That the Environment and Performance committee agree that:


a)    That the proposals for joint scrutiny arrangements, as set out in Appendix A, be approved;

b)    That the scope for the proposed Joint Transport Task and Finish Group, as set out in Appendix B, be approved;

c)    That the Committee appoints three members to the proposed Joint Transport Task and Finish Group; and

d)    That the Task and Finish Group be authorised to determine the detail of its remit and the required lines of enquiry and witnesses





A report by The Assistant Director – Neighbourhoods


Councillor Judith Welbourn presented the report confirming that a Member Working Group had been convened following concerns by Members in respect of the 140% increase in fly tipping incidents across the Borough during the period 2019/20 and 2020/21.   It had been recognised that many such incidents were due to the closure of the Household Recycling Centre during Covid particularly in respect of large items including furniture, but there was also recognition that many residents continued to fly tip due to simply not bothering to try and dispose of the waste in the correct manner or not realising the procedures or options available to them

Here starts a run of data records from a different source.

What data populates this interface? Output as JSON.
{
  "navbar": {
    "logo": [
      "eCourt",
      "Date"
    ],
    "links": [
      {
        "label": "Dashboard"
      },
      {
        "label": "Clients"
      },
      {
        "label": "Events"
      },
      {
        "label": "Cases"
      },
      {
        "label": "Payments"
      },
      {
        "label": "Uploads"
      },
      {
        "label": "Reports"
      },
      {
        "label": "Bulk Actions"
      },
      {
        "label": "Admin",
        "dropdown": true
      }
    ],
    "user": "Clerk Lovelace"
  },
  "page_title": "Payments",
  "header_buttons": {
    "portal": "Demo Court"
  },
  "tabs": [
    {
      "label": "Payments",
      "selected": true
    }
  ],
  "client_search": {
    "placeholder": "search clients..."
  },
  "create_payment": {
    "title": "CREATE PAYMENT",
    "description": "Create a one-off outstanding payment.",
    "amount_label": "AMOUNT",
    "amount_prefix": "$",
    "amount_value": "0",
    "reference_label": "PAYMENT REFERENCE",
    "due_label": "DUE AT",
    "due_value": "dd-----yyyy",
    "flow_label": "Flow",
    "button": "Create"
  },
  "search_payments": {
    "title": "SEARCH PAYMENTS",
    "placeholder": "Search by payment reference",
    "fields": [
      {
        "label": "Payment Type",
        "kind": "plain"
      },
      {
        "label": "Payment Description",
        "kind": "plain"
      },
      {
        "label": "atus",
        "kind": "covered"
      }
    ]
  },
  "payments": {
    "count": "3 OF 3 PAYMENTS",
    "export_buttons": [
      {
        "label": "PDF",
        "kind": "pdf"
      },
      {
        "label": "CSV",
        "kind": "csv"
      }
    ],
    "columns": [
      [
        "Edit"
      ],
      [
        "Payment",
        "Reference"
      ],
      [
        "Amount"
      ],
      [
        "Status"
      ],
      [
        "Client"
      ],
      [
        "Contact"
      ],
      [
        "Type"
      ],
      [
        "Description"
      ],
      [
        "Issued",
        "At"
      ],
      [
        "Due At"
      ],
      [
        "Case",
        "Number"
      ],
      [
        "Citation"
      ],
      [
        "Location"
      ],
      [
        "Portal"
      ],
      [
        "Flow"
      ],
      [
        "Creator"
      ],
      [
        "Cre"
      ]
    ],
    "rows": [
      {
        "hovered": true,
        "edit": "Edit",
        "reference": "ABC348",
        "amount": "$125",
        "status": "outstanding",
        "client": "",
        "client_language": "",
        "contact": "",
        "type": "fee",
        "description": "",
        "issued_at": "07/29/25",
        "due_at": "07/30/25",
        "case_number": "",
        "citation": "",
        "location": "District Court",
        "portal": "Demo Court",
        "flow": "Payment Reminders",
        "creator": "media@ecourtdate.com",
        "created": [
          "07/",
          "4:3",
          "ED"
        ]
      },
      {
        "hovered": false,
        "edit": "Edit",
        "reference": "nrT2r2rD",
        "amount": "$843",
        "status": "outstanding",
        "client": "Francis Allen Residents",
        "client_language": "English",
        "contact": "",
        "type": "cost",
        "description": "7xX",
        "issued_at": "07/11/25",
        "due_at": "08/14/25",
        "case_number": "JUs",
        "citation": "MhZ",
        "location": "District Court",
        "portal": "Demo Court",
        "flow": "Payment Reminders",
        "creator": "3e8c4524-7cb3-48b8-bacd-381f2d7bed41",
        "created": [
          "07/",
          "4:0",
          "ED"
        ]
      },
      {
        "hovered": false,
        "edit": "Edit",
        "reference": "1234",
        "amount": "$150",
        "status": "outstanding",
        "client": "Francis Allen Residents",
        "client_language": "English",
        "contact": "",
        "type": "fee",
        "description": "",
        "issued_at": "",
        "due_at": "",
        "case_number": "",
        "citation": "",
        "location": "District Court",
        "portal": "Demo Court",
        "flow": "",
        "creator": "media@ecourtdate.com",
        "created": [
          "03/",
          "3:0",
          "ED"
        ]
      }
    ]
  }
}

The outcomes as noted within the report had all been taken forward through the Portfolio Holder although they had not all had been agreed by Lincolnshire County Council.


Committee deliberation followed which included:


Whilst Members overall recognised and congratulated the  work undertaken by the fly tipping team on a daily basis, in removing items as soon as possible once they had been reported, a number of concerns were tabled.  One key issue was the Household Waste Recycling Centre and it being closed two days a week, but more importantly it not being able to receive certain items on the days it was open.  A lack of any response from Lincolnshire County Council proved to be a constant frustration with Members feeling that they were ignoring the seriousness of the problem. Further concerns noted bins with multiple tags which still remained on the pavements when there had been advice of an amnesty to clear such bins..  A Member questioned what it anything the letting agents were doing to advise new tenants of the procedure for getting rid of their waste.  The population of Boston was increasing all the time with larger households generating significant waste with many just dumping in the area of their homes.   Concern also noted the impression of visitors to the town seeing black bags strewn in hedgerows and along walkways.  Members also agreed that the problem was not solely within the town centre but also in the rural areas.


Councillor Welbourn responded advising that three letting agents provided leaflets that go out to each new tenant clearly advising, in six languages, the correct procedure for disposal of rubbish.  The leaflets were also pictorial leaving no reason for any person not to understand them.  Whilst all Countries had differing ways of disposing of litter, new residents to the town from overseas now had no reason not to understand the procedure in Boston.  Ongoing problems continued in respect of un-licensed operators collecting waste and the tipping wherever they felt they could get away with it.  In respect of the Household Waste Recycling Centre the Portfolio Holder had considered the purchase of additional land at the side to of the site to enable and extension and increase capacity but the idea had been rejected at Lincolnshire County Council due to costs for additional staff to man the increase of the site.


Committee noted the report  ...  view the full minutes text for item 8.



(For Members to note/discuss the Committee’s current work programme)

Additional documents:


The Chairman confirmed that a Task and Finish Group had been convened to look at Housing Standards across the borough and that update reporting would be provided at subsequent meetings of the committee.


The next meeting scheduled on the 10th May 2022 was awaiting confirmation of reporting.


A Member asked for a report on the promotion and future intentions for the Market and was advised that following a similar request at a previous meeting, a Member briefing was being convened in the first instance and dependant on the outcomes of that, a report would come back to the committee.


The Chairman closed the meeting thanking Members and Officers for their attendance.